Typically, the PPA provider is the one who initiates the draft of a PPA, depending on the energy provider’s RFQ. An experience PPA provider would have a mature and fair PPA contract that has been used by many of its clients before.
In Malaysia, one option is to sign a template Supply Agreement with Renewable Energy (SARE). A Solar SARE is a three-party agreement between the seller, offtaker, and Tenaga Nasional Berhad (TNB). However, a SARE agreement usually results in a higher cost for the buyer will be charged an extra meter billing cost by TNB, which is generally between 3-5% of the tariff offered by the PPA provider.
The advantages of adopting a PPA are plentiful. For one, it allows renewable projects to increase revenue certainty, which would otherwise not be plausible in fluctuating energy markets.
Other avenues of opportunity are as follows:
Now that we understand how the PPA process works, how do you determine the one most suited for your organisation? This is arguably the most important step you’ll take in the PPA process.

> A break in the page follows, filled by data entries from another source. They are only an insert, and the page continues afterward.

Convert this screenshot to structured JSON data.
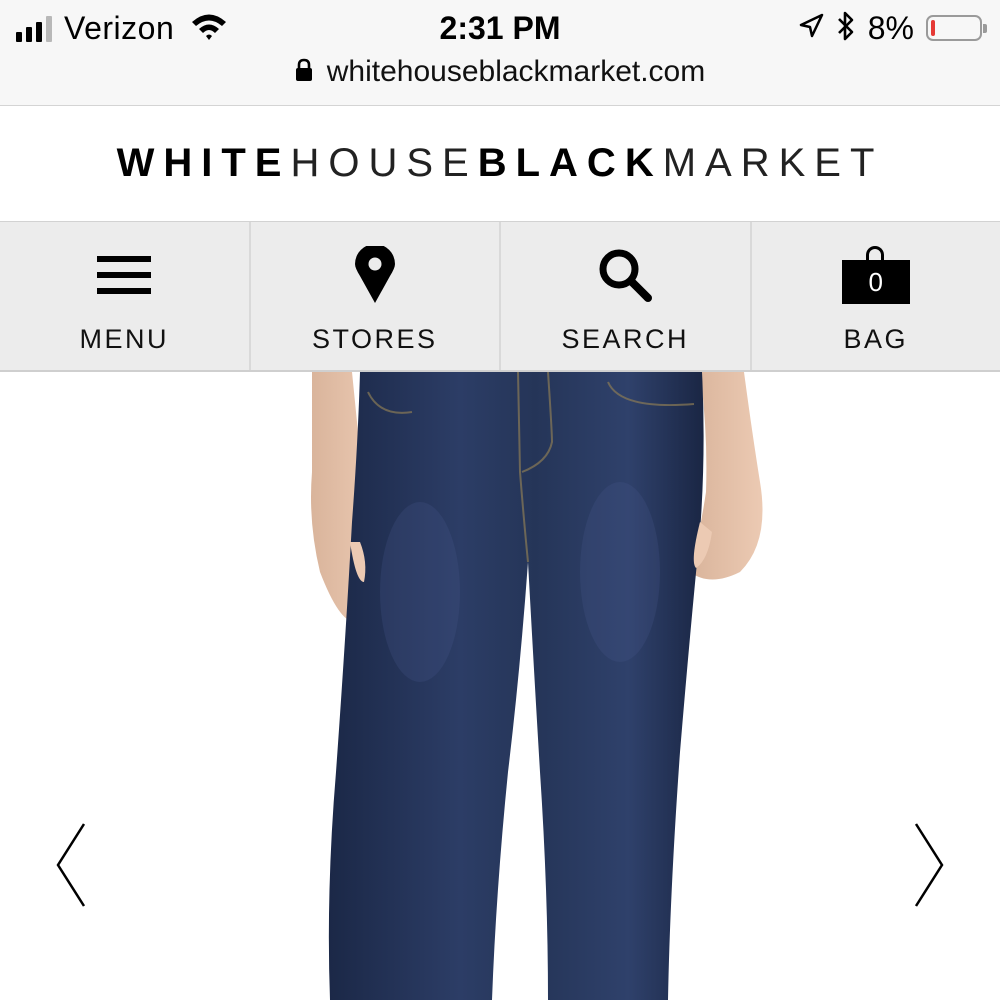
{
  "status_bar": {
    "carrier": "Verizon",
    "time": "2:31 PM",
    "battery_percent": "8%",
    "battery_level": 0.08,
    "battery_color": "#e53935",
    "icons": [
      "signal-icon",
      "wifi-icon",
      "location-arrow-icon",
      "bluetooth-icon",
      "battery-icon"
    ]
  },
  "browser": {
    "url": "whitehouseblackmarket.com",
    "lock_icon": "lock-icon"
  },
  "header": {
    "logo_part1": "WHITE",
    "logo_part2": "HOUSE",
    "logo_part3": "BLACK",
    "logo_part4": "MARKET"
  },
  "nav": {
    "menu_label": "MENU",
    "stores_label": "STORES",
    "search_label": "SEARCH",
    "bag_label": "BAG",
    "bag_count": "0"
  },
  "carousel": {
    "image_subject": "dark wash denim jeans",
    "prev_icon": "chevron-left-icon",
    "next_icon": "chevron-right-icon"
  }
}
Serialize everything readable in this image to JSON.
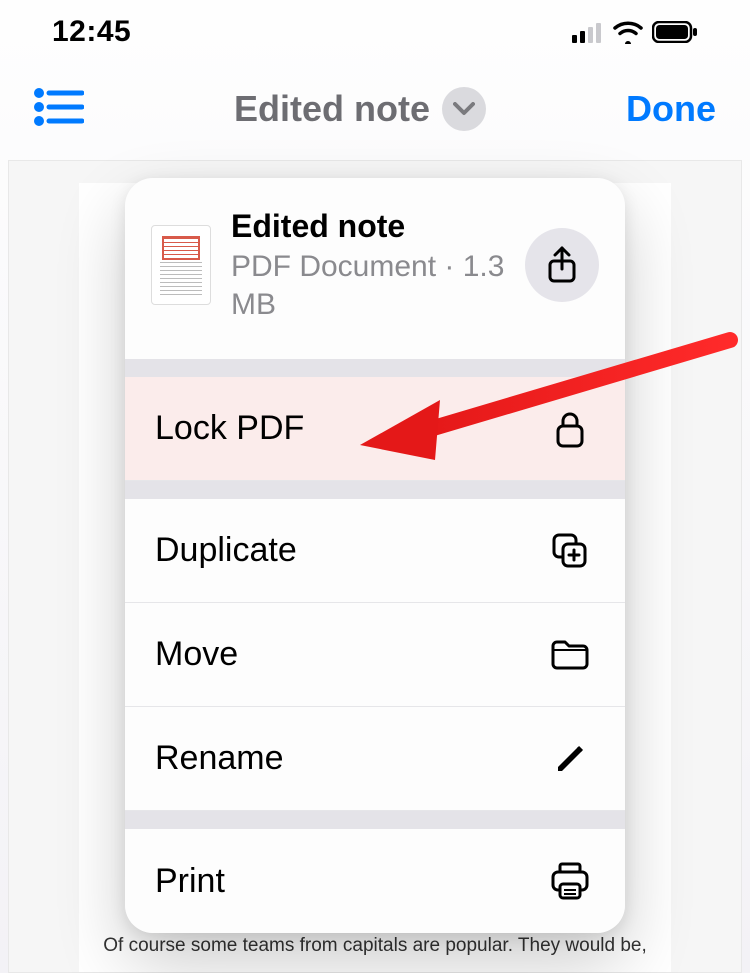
{
  "status": {
    "time": "12:45"
  },
  "nav": {
    "title": "Edited note",
    "done": "Done"
  },
  "sheet": {
    "title": "Edited note",
    "subtitle": "PDF Document · 1.3 MB",
    "actions": {
      "lock": "Lock PDF",
      "duplicate": "Duplicate",
      "move": "Move",
      "rename": "Rename",
      "print": "Print"
    }
  },
  "background_doc": {
    "visible_line": "Of course some teams from capitals are popular. They would be,"
  }
}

Solar projects are a long-term commitment not to be taken lightly, and you want the best partner by your side. So refrain from jumping at the first offer, and contemplate the critical facets of your partnership before making a decision.
Here’s a comprehensive checklist for selecting the best solar energy PPA provider company:
These days, running a business with “green attributes” can help companies maintain competitive advantages across diverse industries. This precedent is partly due to the emphasis consumers are increasingly placing on environmentally aware businesses.
By lowering your carbon footprint and endorsing a renewable future, you can attract more customers whilst contributing to environmental sustainability.
Discover more information about the economic values of going green and how you can combat sky-high OPEX even in this pandemic.